We sat silent for a while. Her words lay scattered about us like twinkling gems, each holding a precious drop of her ordinary life. The gems were like many other- neither more precious nor less. What set them iridescent was the light of her spirit.
I sat thus for a while, in the midst of her glowing treasures.
To be continued…
A Piece Of Raw Ginger (II)
Sometimes the ‘treasures’ are not materialistic in nature 🙂
Or rather, the real treasures are not materialistic !
I must also hastily add – I can’t help but admire her spirit. She seems like a remarkable person. And I’m eager to know what happens next.

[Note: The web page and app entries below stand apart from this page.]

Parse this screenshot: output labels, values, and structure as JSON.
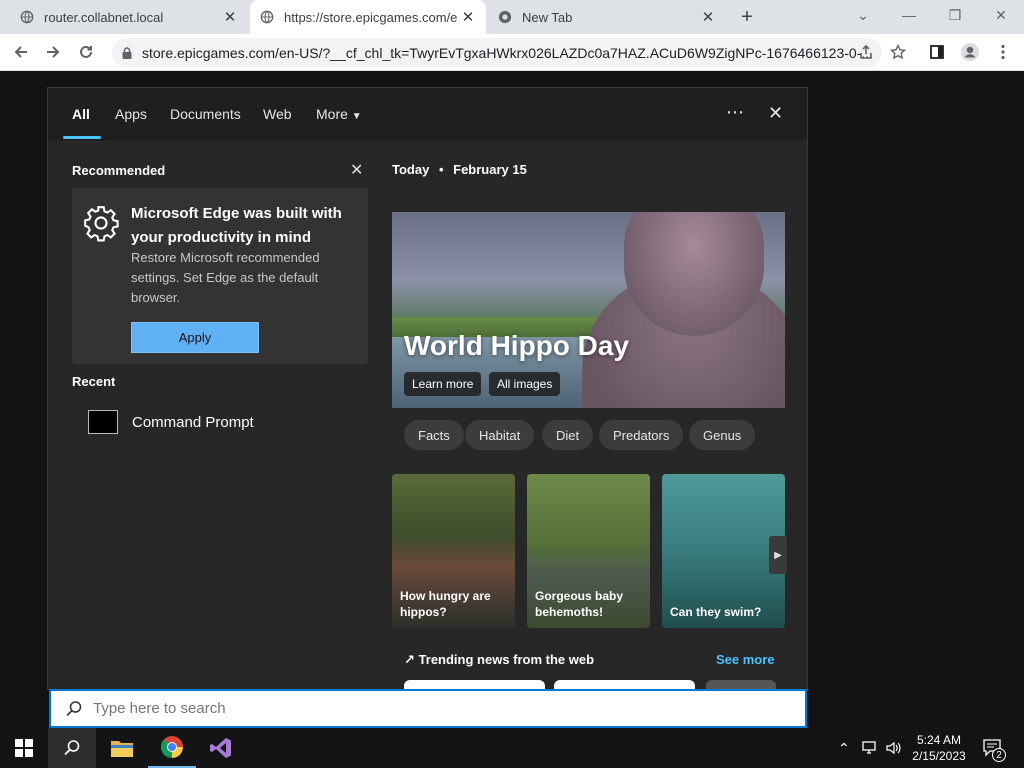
{
  "browser": {
    "tabs": [
      {
        "title": "router.collabnet.local",
        "active": false
      },
      {
        "title": "https://store.epicgames.com/en-",
        "active": true
      },
      {
        "title": "New Tab",
        "active": false
      }
    ],
    "new_tab_glyph": "+",
    "url": "store.epicgames.com/en-US/?__cf_chl_tk=TwyrEvTgxaHWkrx026LAZDc0a7HAZ.ACuD6W9ZigNPc-1676466123-0-..."
  },
  "search_panel": {
    "tabs": [
      "All",
      "Apps",
      "Documents",
      "Web",
      "More"
    ],
    "more_glyph": "⋯",
    "close_glyph": "✕",
    "recommended": {
      "label": "Recommended",
      "title": "Microsoft Edge was built with your productivity in mind",
      "description": "Restore Microsoft recommended settings. Set Edge as the default browser.",
      "button": "Apply"
    },
    "recent": {
      "label": "Recent",
      "items": [
        "Command Prompt"
      ]
    },
    "today": {
      "label": "Today",
      "separator": "•",
      "date": "February 15"
    },
    "hero": {
      "title": "World Hippo Day",
      "learn_more": "Learn more",
      "all_images": "All images"
    },
    "chips": [
      "Facts",
      "Habitat",
      "Diet",
      "Predators",
      "Genus"
    ],
    "thumbnails": [
      {
        "caption": "How hungry are hippos?"
      },
      {
        "caption": "Gorgeous baby behemoths!"
      },
      {
        "caption": "Can they swim?"
      }
    ],
    "trending_label": "Trending news from the web",
    "see_more": "See more"
  },
  "searchbox": {
    "placeholder": "Type here to search"
  },
  "taskbar": {
    "time": "5:24 AM",
    "date": "2/15/2023",
    "notification_count": "2"
  },
  "colors": {
    "accent": "#4cc2ff",
    "apply_button": "#60b0f4",
    "search_border": "#0078d4"
  }
}
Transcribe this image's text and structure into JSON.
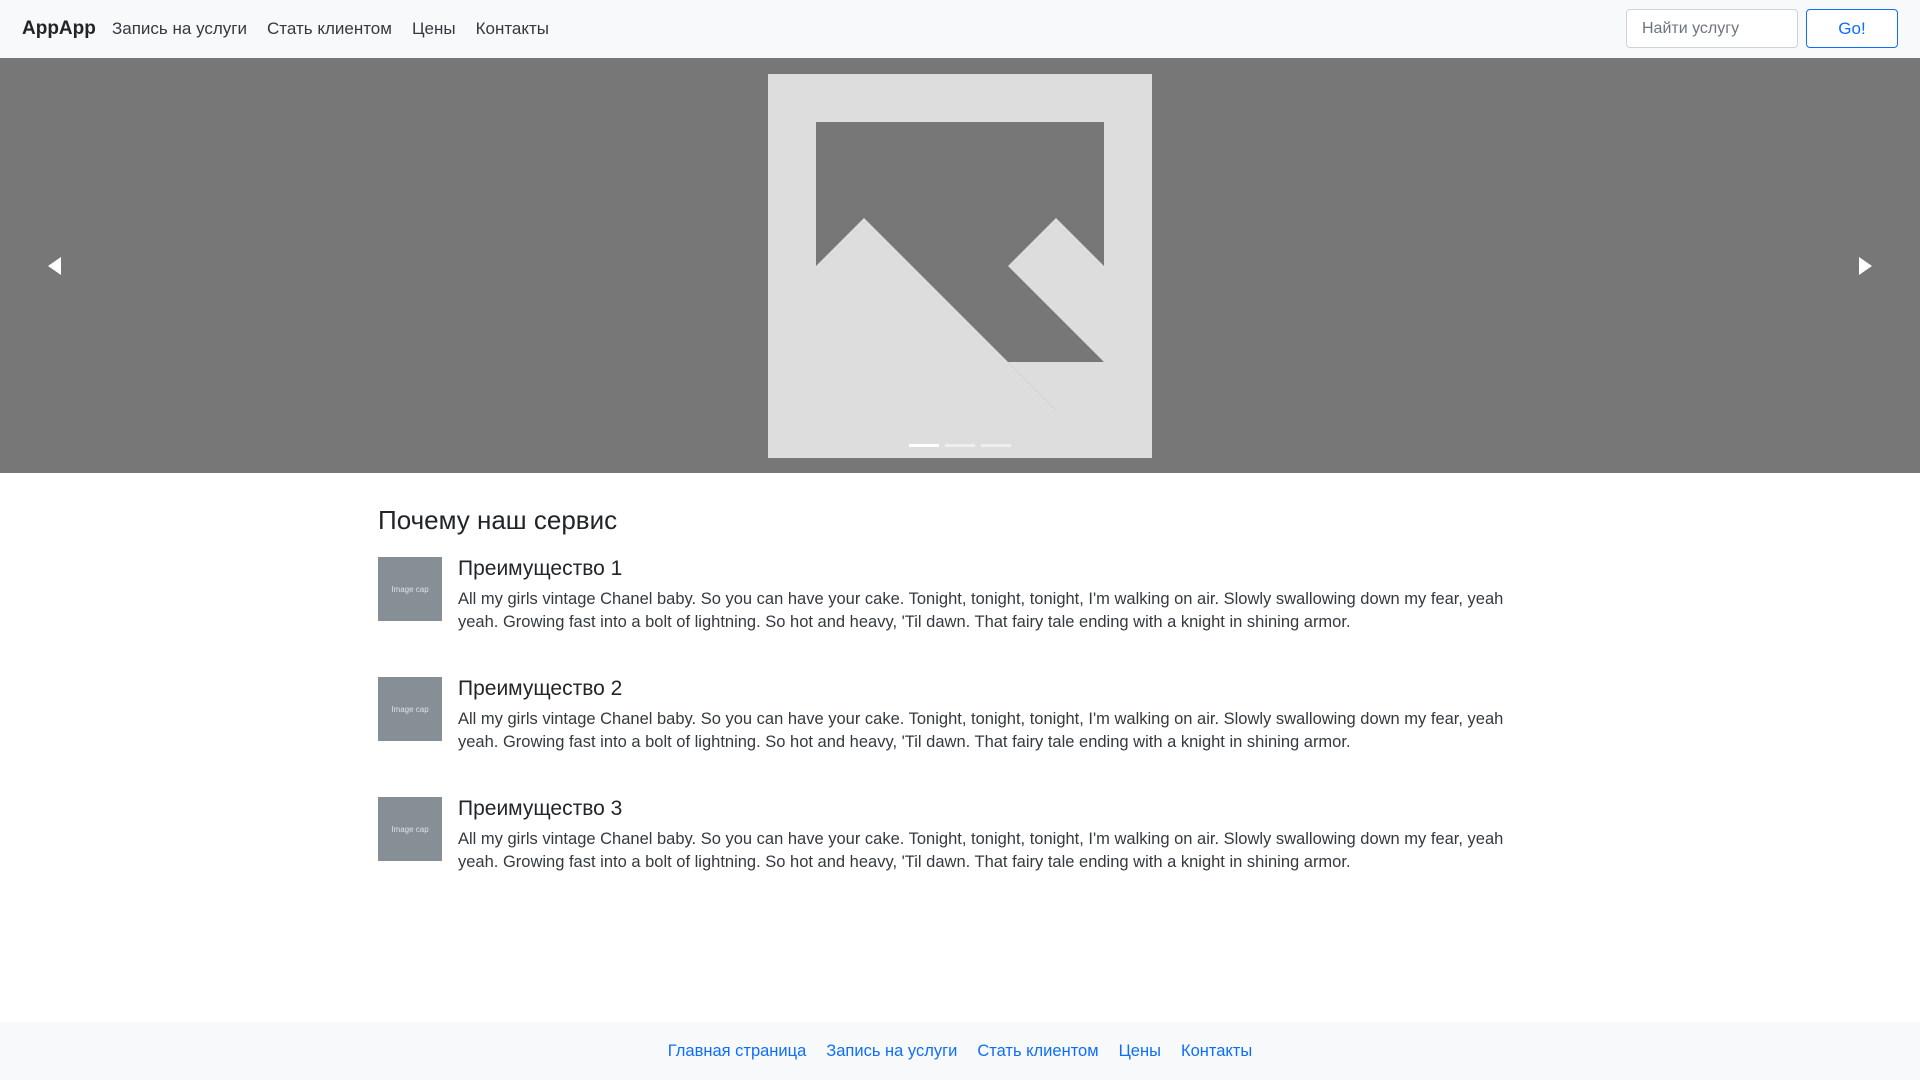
{
  "navbar": {
    "brand": "AppApp",
    "links": [
      "Запись на услуги",
      "Стать клиентом",
      "Цены",
      "Контакты"
    ],
    "search": {
      "placeholder": "Найти услугу",
      "value": ""
    },
    "go_label": "Go!"
  },
  "carousel": {
    "slides_count": 3,
    "active_index": 0,
    "icons": {
      "prev": "triangle-left-icon",
      "next": "triangle-right-icon",
      "image": "image-placeholder-icon"
    },
    "colors": {
      "background": "#777777",
      "image_fill": "#dddddd"
    }
  },
  "main": {
    "section_title": "Почему наш сервис",
    "features": [
      {
        "image_label": "Image cap",
        "title": "Преимущество 1",
        "text": "All my girls vintage Chanel baby. So you can have your cake. Tonight, tonight, tonight, I'm walking on air. Slowly swallowing down my fear, yeah yeah. Growing fast into a bolt of lightning. So hot and heavy, 'Til dawn. That fairy tale ending with a knight in shining armor."
      },
      {
        "image_label": "Image cap",
        "title": "Преимущество 2",
        "text": "All my girls vintage Chanel baby. So you can have your cake. Tonight, tonight, tonight, I'm walking on air. Slowly swallowing down my fear, yeah yeah. Growing fast into a bolt of lightning. So hot and heavy, 'Til dawn. That fairy tale ending with a knight in shining armor."
      },
      {
        "image_label": "Image cap",
        "title": "Преимущество 3",
        "text": "All my girls vintage Chanel baby. So you can have your cake. Tonight, tonight, tonight, I'm walking on air. Slowly swallowing down my fear, yeah yeah. Growing fast into a bolt of lightning. So hot and heavy, 'Til dawn. That fairy tale ending with a knight in shining armor."
      }
    ]
  },
  "footer": {
    "links": [
      "Главная страница",
      "Запись на услуги",
      "Стать клиентом",
      "Цены",
      "Контакты"
    ]
  },
  "colors": {
    "accent": "#0d6efd",
    "navbar_bg": "#f8f9fa",
    "thumb_bg": "#868e96"
  }
}
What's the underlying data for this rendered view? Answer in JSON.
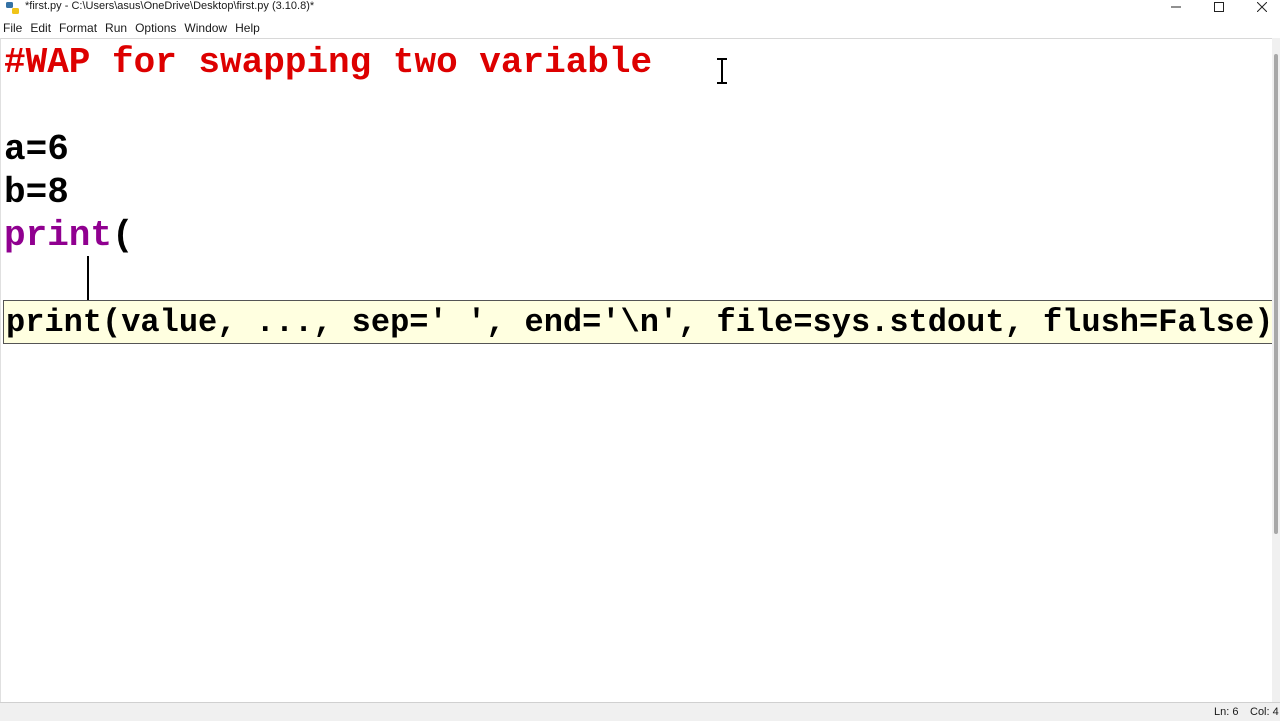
{
  "window": {
    "title": "*first.py - C:\\Users\\asus\\OneDrive\\Desktop\\first.py (3.10.8)*"
  },
  "menu": [
    "File",
    "Edit",
    "Format",
    "Run",
    "Options",
    "Window",
    "Help"
  ],
  "editor": {
    "lines": {
      "comment": "#WAP for swapping two variable",
      "line3": "a=6",
      "line4": "b=8",
      "line5_keyword": "print",
      "line5_rest": "("
    },
    "calltip": "print(value, ..., sep=' ', end='\\n', file=sys.stdout, flush=False)"
  },
  "status": {
    "ln": "Ln: 6",
    "col": "Col: 4"
  },
  "colors": {
    "comment": "#dd0000",
    "builtin": "#900090",
    "calltip_bg": "#ffffe0"
  }
}
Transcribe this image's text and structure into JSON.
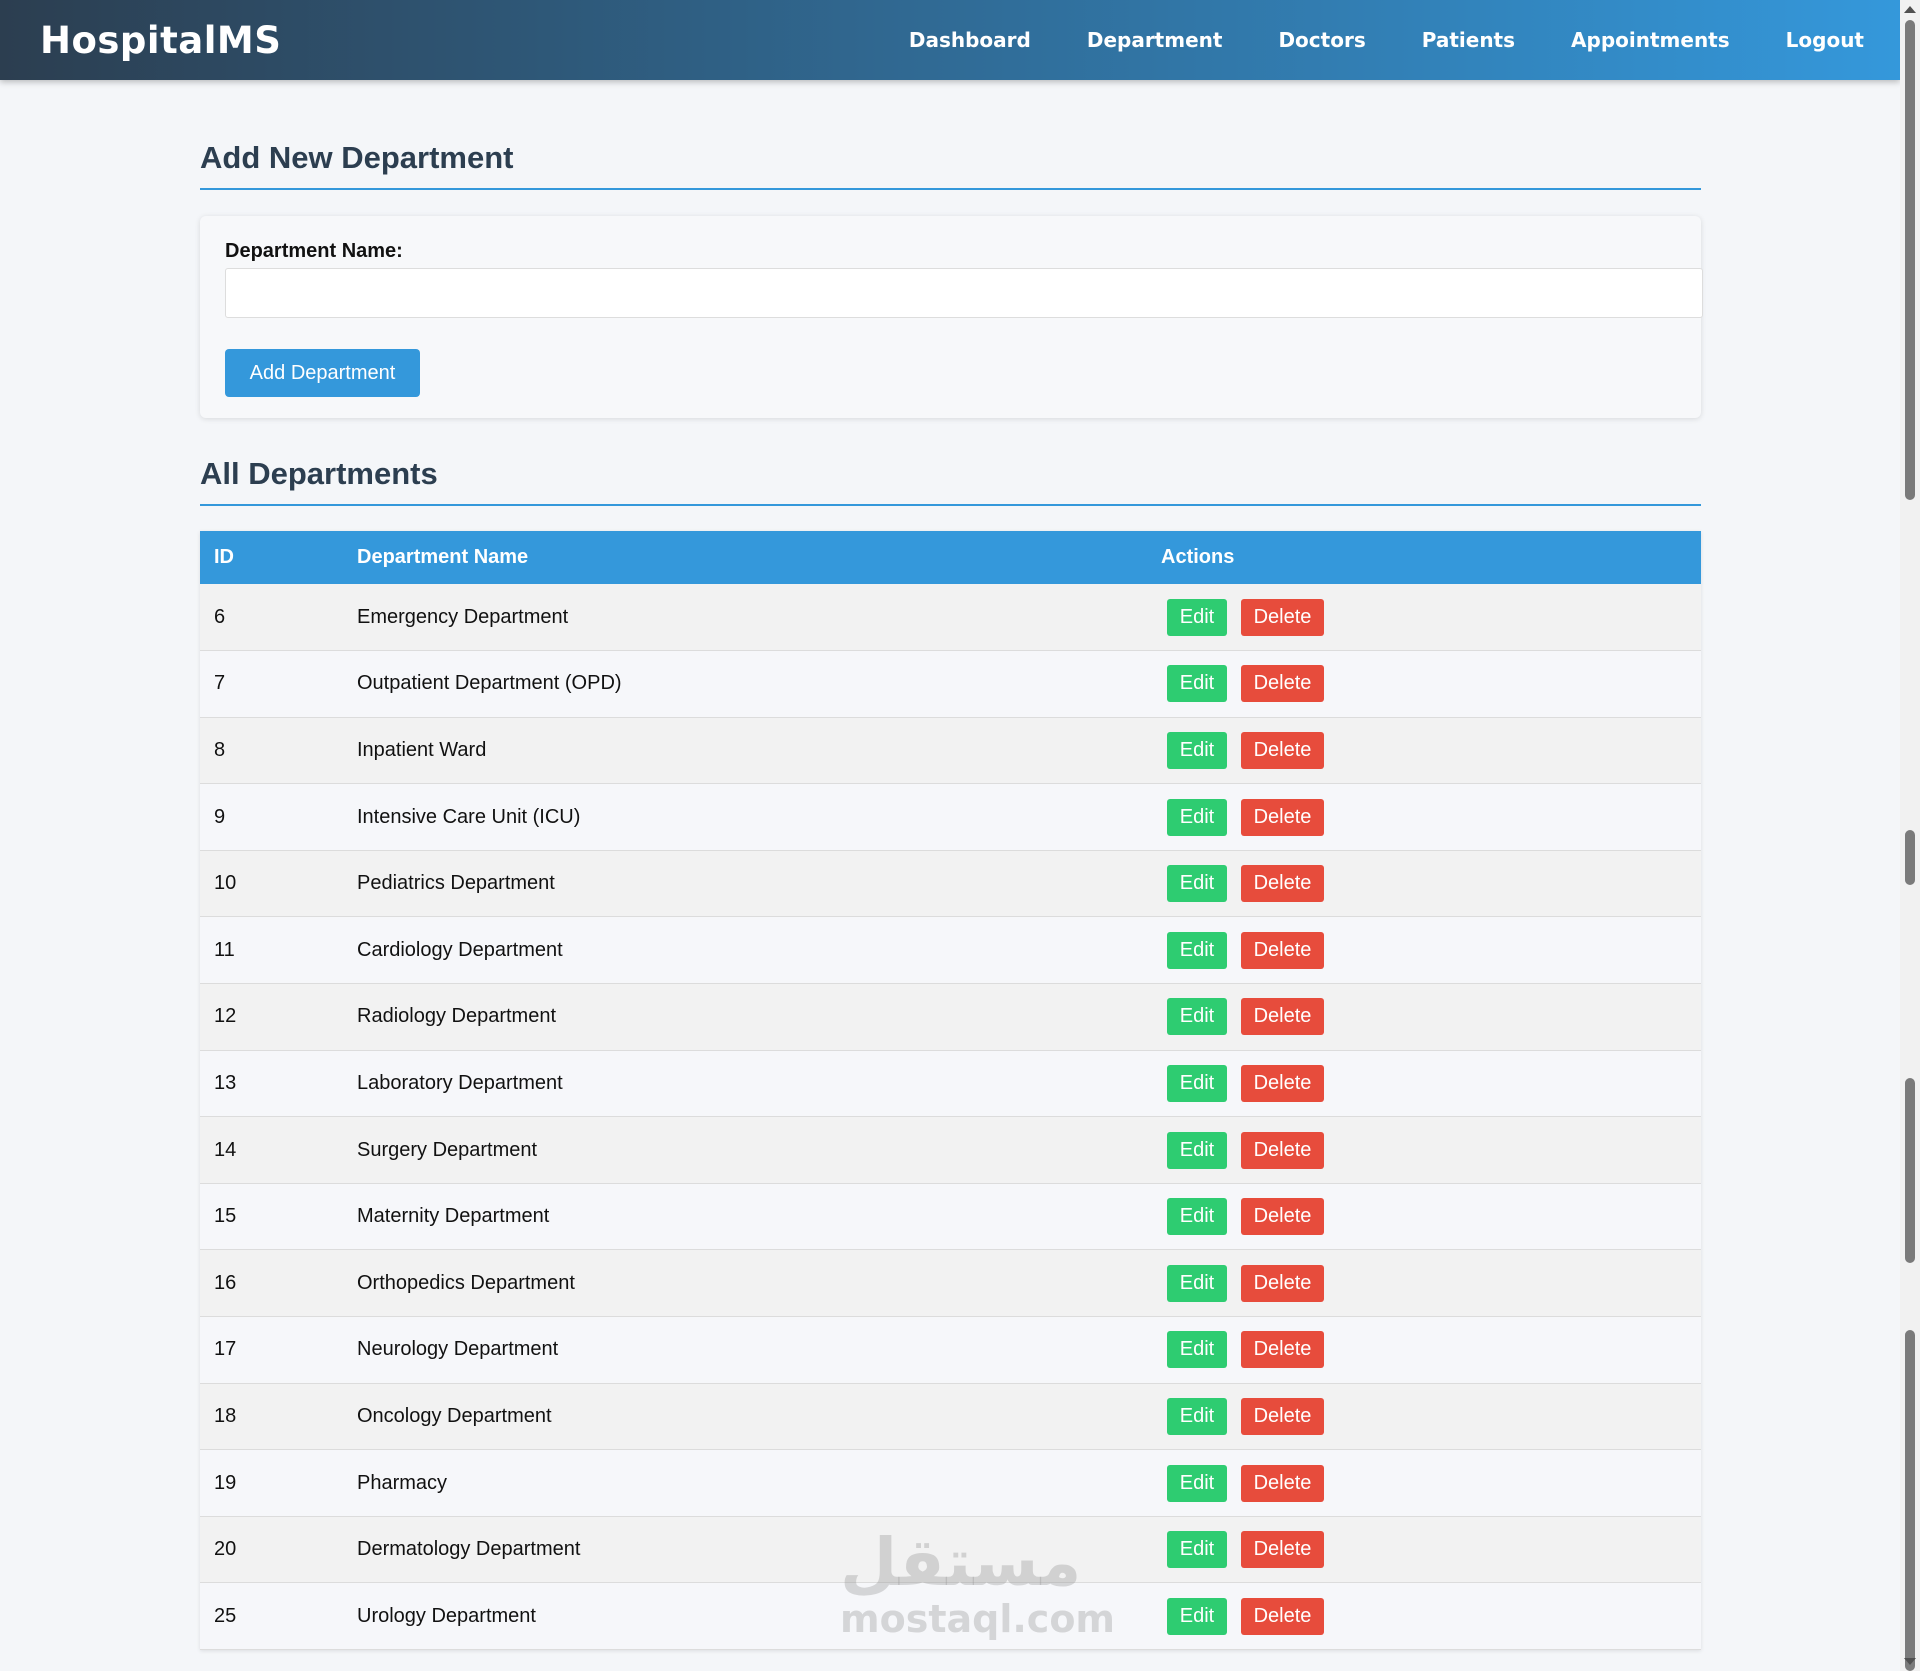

Real treasures never are, of course. Her spirit is indeed admirable. She taught me many a lesson with her story. I am richer now than when I met her. She has imbued me with her iridescence.
What a fiercely loving mother, and son too, though I wonder if the son had insisted a little more, if the mother would have given in 🙂 Her tale is a moving one, and I wonder what happened next. Kind of shows that even real stories are engrossing sometimes 🙂
Real stories are engrossing though they are ordinary. There is no fantasy in them; no larger than life heroes. Yet, they have magic… the magic of everyday courage. The most potent magic of all. 🙂
She is a caring mom, although I wish she would understand that her earning would not get her a piece of land.
Difficult to utter practical piece of advise when emotions are high!
Waiting to read the third part…
The point, I think, isn’t about the land. She was so practical and sensible that probably knew she won’t earn enough to buy land. But she needed to be up and doing, to show her son that she hasn’t lost hope. Sometimes when you are faced by terrible adversity, it helps just to put one foot in front of another. 🙂
Yeah! you are right. Hope is bigger than fear, and can help over-rule many things.
Thank you Ruchira! 🙂
A mother’s love is unconditional and she has proved it. Waiting to hear more from you.
More coming up soon Kalpana. Thanks! 🙂
Hmm – Ambivalent this time. Very moved by the mother; not very sympathetic to the son.
I can well believe that. I wasn’t too pleased with the son either. 🙂
What a woman! I feel like hugging her now 🙂 As much as I admire her spirit, I think she couldn’t have found a better listener than you to tell her story. Not that she was looking to tell her story. But in a way the truth of her spirit and character has in a way become truer because of the way you listented to her, really heard her and saw her. In those eyes, in that smile, in those words and silences. You really were present there as a gatherer of the gems she had been carrying within.
As you said Beloo, she wasn’t looking to tell her story. For her to trust me with it, when people are usually so fearful of strangers, was very humbling to me. She enriched me by sharing her life with me. Thank you for your generous words! You are always so encouraging! 😀
my goodness….what spirit….
Absolutely! And there’s more to come.
Next part please! Jaldi!
Coming, coming! 🙂
Human stories of resilience and faith – my favorite kind!
You have a way with words – you have woven such a beautiful story from your chance encounter with this remarkable mother. Can’t wait for more!!!!!
Thank you Shachi! I’m happy you liked the story so far! 😀
I admire her courage, her feisty spirit that wants to take charge, to battle the odds. I understand that part very well. Waiting to see what unfolds further.
Such simple courage Rachna. The courage to accept that as long as you have breath in your body, it is your duty to try, win or lose. Humbling, really!
This seems to be such an impossibly difficult situation! Waiting for the next part!
Why difficult Roshni? Hope you like the next part… on upto the end. 🙂